Are women changing photography? - Tbilisi Photo Festival 2015 supported by UN Women

Date:

Round table discussion with women photojournalists
Photo: Tbilisi Photo Festival 2015
'Are women changing photography?' - the title of an exhibition showcasing six famous female photojournalists and subsequent roundtable discussion, organized as part of the Tbilisi Photo Festival 2015 and supported by UN Women.   

The gender balance in photojournalism has changed radically in recent years. Female photojournalists in the South Caucasus are the ones who have raised their voices to protect the rights of the most vulnerable groups in society. Through their work they have 'spoken out' about numerous social problems in the region. But what are the defining characteristics that a woman brings to this profession? This was the topic for the above roundtable discussion.

The event hosted female photojournalists from Armenia, Azerbaijan and Georgia: Newsha Tavakolian (Magnum Photos), Justyna Mielnikiewicz (Getty Reportage), Rena Effendi, Anka Gujabidze, Nazik Armenakyan (4 Plus), Anahit Hayrapetyan (4 Plus) and the event was moderated by Natalia Antelava (co-founder of CodaStory).

The artists shared their experiences, recalling how they 'infiltrated' an area of art that had traditionally been male-dominated and elaborating on their personal journeys towards public recognition; working frequently on controversial themes and challenging gender stereotypes.

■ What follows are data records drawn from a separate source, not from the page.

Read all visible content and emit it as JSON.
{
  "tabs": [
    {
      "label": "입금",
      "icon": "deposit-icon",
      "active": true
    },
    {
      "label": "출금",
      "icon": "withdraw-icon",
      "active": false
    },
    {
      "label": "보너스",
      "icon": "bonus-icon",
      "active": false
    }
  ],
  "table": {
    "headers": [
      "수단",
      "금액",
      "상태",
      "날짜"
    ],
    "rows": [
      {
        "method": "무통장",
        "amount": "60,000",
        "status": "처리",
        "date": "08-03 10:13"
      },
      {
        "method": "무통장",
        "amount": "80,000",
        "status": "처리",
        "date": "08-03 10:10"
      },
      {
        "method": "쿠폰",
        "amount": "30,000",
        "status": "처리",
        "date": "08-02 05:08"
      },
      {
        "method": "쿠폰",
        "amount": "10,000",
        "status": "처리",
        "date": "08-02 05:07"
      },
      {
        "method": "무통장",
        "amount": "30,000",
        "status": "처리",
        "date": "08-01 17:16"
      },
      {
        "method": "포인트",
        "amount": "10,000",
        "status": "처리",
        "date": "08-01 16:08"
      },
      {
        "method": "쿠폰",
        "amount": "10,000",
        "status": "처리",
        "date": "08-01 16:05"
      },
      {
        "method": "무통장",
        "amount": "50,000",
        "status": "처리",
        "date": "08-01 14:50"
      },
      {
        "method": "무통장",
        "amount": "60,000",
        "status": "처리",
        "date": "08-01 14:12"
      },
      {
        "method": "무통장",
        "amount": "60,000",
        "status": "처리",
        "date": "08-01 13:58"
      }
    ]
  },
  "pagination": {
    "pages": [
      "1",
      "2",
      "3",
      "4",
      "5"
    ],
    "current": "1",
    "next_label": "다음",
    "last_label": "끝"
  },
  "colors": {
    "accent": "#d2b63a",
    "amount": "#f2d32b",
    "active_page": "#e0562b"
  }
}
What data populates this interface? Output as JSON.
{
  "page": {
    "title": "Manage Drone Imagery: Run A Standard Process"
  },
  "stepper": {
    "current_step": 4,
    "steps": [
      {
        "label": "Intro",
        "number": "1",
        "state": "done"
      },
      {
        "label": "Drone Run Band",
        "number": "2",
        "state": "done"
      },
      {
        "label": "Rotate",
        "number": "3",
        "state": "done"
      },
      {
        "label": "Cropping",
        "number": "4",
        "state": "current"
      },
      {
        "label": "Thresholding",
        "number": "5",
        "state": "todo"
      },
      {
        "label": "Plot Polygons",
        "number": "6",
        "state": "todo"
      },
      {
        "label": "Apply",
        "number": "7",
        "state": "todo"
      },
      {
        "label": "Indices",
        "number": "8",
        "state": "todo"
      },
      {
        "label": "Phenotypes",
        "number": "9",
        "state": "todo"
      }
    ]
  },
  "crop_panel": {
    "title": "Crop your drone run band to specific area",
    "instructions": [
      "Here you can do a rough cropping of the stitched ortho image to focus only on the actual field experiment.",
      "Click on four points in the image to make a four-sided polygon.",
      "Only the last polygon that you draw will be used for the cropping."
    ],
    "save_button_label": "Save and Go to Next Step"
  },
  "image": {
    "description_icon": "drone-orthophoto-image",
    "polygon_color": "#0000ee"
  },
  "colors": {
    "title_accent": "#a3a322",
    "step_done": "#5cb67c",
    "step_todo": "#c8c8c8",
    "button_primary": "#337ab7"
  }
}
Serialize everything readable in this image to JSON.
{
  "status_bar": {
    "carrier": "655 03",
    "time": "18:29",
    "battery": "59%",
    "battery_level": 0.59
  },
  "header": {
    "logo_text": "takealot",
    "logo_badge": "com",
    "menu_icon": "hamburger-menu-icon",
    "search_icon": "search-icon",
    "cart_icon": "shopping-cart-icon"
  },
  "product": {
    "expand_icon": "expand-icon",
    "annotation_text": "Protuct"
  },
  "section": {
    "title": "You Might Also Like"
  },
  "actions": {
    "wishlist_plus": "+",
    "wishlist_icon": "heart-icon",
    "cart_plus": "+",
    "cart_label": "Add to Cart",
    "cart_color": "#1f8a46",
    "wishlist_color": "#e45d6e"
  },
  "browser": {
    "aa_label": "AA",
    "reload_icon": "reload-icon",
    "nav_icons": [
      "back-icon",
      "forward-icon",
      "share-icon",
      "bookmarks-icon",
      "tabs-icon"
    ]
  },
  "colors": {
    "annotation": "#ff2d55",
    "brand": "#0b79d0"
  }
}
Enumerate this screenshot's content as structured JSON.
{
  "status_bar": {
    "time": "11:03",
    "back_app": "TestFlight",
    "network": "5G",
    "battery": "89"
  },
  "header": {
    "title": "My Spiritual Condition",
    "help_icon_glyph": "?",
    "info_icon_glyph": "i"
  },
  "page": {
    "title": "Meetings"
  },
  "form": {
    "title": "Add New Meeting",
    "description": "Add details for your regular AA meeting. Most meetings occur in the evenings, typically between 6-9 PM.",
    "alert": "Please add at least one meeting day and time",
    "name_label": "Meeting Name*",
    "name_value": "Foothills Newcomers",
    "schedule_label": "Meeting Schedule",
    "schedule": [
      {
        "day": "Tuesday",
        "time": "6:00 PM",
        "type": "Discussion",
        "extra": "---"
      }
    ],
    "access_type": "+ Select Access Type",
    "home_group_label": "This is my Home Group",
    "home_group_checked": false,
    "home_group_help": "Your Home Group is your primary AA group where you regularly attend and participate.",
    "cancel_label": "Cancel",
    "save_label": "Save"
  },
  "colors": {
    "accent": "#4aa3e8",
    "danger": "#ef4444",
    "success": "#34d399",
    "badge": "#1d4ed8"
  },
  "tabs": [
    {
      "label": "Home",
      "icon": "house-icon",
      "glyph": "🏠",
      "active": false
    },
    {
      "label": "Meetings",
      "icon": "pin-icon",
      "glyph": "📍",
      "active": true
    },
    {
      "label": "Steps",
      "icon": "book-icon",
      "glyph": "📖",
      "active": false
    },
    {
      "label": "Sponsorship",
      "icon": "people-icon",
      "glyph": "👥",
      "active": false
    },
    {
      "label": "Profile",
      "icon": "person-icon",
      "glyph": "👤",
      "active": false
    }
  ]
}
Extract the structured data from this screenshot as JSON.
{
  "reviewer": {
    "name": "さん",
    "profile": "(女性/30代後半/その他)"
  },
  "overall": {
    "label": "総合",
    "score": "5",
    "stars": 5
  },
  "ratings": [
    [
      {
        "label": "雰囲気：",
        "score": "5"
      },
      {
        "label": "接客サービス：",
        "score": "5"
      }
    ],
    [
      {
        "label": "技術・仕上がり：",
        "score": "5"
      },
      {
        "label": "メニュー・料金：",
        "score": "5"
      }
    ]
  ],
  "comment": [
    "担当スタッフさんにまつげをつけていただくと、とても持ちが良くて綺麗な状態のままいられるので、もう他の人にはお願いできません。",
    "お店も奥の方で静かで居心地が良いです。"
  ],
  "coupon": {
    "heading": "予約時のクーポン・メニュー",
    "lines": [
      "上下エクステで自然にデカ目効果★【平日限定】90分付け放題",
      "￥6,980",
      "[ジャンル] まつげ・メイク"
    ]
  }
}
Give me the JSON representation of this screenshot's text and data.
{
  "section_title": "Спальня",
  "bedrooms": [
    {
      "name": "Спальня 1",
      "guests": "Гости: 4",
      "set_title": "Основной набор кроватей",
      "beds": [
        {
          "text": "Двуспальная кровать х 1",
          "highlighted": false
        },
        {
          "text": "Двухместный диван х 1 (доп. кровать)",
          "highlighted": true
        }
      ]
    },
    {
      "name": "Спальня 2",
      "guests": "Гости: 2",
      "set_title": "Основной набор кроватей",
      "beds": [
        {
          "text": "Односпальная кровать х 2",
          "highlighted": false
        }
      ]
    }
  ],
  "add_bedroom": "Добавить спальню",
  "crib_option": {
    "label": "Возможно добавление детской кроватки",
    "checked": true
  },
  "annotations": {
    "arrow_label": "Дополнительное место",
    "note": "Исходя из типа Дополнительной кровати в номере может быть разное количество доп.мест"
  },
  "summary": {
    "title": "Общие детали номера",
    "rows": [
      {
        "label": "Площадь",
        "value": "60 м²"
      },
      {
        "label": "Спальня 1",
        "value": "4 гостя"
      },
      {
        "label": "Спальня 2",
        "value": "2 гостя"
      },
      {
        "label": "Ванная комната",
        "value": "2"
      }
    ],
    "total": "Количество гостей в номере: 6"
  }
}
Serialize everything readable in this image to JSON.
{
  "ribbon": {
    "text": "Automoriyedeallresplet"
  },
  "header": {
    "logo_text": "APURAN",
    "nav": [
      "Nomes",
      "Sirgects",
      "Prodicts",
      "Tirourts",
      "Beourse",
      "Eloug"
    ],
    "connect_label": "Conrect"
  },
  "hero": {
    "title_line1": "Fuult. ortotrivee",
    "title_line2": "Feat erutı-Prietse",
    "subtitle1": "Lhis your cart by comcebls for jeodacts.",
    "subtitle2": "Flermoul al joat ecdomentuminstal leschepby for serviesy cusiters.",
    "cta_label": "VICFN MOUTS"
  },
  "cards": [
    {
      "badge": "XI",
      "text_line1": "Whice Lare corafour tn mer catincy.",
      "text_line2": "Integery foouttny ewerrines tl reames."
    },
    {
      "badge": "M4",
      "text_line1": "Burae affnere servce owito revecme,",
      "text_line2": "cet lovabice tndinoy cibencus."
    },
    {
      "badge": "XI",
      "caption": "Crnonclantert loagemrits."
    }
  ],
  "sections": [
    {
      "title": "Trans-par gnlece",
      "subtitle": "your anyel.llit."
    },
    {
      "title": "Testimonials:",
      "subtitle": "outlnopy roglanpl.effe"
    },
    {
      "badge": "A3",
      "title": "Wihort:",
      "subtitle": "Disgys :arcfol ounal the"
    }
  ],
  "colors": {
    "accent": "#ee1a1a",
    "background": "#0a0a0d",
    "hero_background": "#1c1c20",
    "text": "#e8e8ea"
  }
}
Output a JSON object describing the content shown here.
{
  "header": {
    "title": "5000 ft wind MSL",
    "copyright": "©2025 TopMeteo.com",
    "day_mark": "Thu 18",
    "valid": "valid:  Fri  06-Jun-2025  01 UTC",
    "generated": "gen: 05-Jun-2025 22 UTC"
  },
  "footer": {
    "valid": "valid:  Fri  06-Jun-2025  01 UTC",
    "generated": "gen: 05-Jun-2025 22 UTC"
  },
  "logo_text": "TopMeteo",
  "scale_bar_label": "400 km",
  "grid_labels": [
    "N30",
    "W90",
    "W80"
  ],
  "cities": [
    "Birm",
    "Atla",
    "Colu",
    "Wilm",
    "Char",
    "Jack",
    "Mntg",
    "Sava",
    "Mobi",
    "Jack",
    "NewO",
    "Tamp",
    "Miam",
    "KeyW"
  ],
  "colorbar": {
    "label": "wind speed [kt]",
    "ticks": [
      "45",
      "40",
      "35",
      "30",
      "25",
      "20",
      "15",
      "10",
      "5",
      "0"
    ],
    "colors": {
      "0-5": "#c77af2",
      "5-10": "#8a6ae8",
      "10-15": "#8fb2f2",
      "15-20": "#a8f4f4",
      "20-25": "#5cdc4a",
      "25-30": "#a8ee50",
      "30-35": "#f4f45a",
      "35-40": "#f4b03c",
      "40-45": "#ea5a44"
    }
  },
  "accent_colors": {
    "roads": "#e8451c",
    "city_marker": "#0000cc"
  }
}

Mother of three, Armenian photographer Anahit Hayrapetyan, wrote in her book Princess to Slave:

'I heard a number of stories about family restrictions and violence against women when I was  a child. There was a girl in the neighborhood whose father had killed her mother, but we did not ask a question about it. As I grew, the number of stories of control and violence grew as well…I gathered the courage and started to work on Princess to Slave….I hope that the stories will bring some change to our society”. Photos from her book were displayed at the Festival.

UN Women's support for the event is part of a long-term campaign to promote zero-tolerance of violence against women and girls and domestic violence.